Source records
· · · · ·

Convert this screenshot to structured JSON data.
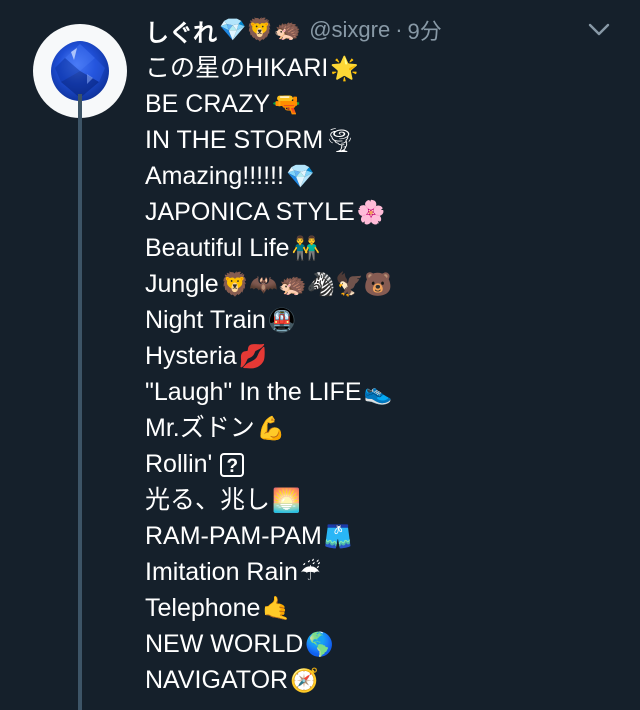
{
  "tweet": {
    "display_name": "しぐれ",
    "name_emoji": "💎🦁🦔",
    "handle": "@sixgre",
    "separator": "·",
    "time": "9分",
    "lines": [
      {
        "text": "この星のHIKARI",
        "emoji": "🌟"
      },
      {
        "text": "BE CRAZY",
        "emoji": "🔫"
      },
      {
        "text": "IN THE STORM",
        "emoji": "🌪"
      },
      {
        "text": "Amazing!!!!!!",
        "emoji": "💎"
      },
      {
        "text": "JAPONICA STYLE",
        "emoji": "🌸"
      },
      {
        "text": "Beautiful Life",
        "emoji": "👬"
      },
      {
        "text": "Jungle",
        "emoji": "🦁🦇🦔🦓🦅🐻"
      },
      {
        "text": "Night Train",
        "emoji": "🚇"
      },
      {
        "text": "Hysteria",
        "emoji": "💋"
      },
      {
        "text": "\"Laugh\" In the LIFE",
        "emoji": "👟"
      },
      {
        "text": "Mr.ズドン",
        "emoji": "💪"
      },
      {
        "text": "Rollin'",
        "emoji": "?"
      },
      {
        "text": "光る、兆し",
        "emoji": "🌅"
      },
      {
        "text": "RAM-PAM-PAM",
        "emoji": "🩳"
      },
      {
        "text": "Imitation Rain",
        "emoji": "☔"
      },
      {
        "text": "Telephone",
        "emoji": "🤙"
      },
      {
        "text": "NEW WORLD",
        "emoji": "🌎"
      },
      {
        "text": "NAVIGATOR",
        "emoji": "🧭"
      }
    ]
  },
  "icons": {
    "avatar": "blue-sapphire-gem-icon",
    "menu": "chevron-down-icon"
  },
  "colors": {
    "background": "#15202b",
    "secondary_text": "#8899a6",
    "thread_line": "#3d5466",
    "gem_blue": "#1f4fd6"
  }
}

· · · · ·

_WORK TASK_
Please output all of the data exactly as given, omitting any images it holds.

_TASK ANSWER_
Convert this screenshot to structured JSON data.
{
  "tweet": {
    "display_name": "しぐれ",
    "name_emoji": "💎🦁🦔",
    "handle": "@sixgre",
    "separator": "·",
    "time": "9分",
    "lines": [
      {
        "text": "この星のHIKARI",
        "emoji": "🌟"
      },
      {
        "text": "BE CRAZY",
        "emoji": "🔫"
      },
      {
        "text": "IN THE STORM",
        "emoji": "🌪"
      },
      {
        "text": "Amazing!!!!!!",
        "emoji": "💎"
      },
      {
        "text": "JAPONICA STYLE",
        "emoji": "🌸"
      },
      {
        "text": "Beautiful Life",
        "emoji": "👬"
      },
      {
        "text": "Jungle",
        "emoji": "🦁🦇🦔🦓🦅🐻"
      },
      {
        "text": "Night Train",
        "emoji": "🚇"
      },
      {
        "text": "Hysteria",
        "emoji": "💋"
      },
      {
        "text": "\"Laugh\" In the LIFE",
        "emoji": "👟"
      },
      {
        "text": "Mr.ズドン",
        "emoji": "💪"
      },
      {
        "text": "Rollin'",
        "emoji": "?"
      },
      {
        "text": "光る、兆し",
        "emoji": "🌅"
      },
      {
        "text": "RAM-PAM-PAM",
        "emoji": "🩳"
      },
      {
        "text": "Imitation Rain",
        "emoji": "☔"
      },
      {
        "text": "Telephone",
        "emoji": "🤙"
      },
      {
        "text": "NEW WORLD",
        "emoji": "🌎"
      },
      {
        "text": "NAVIGATOR",
        "emoji": "🧭"
      }
    ]
  },
  "icons": {
    "avatar": "blue-sapphire-gem-icon",
    "menu": "chevron-down-icon"
  },
  "colors": {
    "background": "#15202b",
    "secondary_text": "#8899a6",
    "thread_line": "#3d5466",
    "gem_blue": "#1f4fd6"
  }
}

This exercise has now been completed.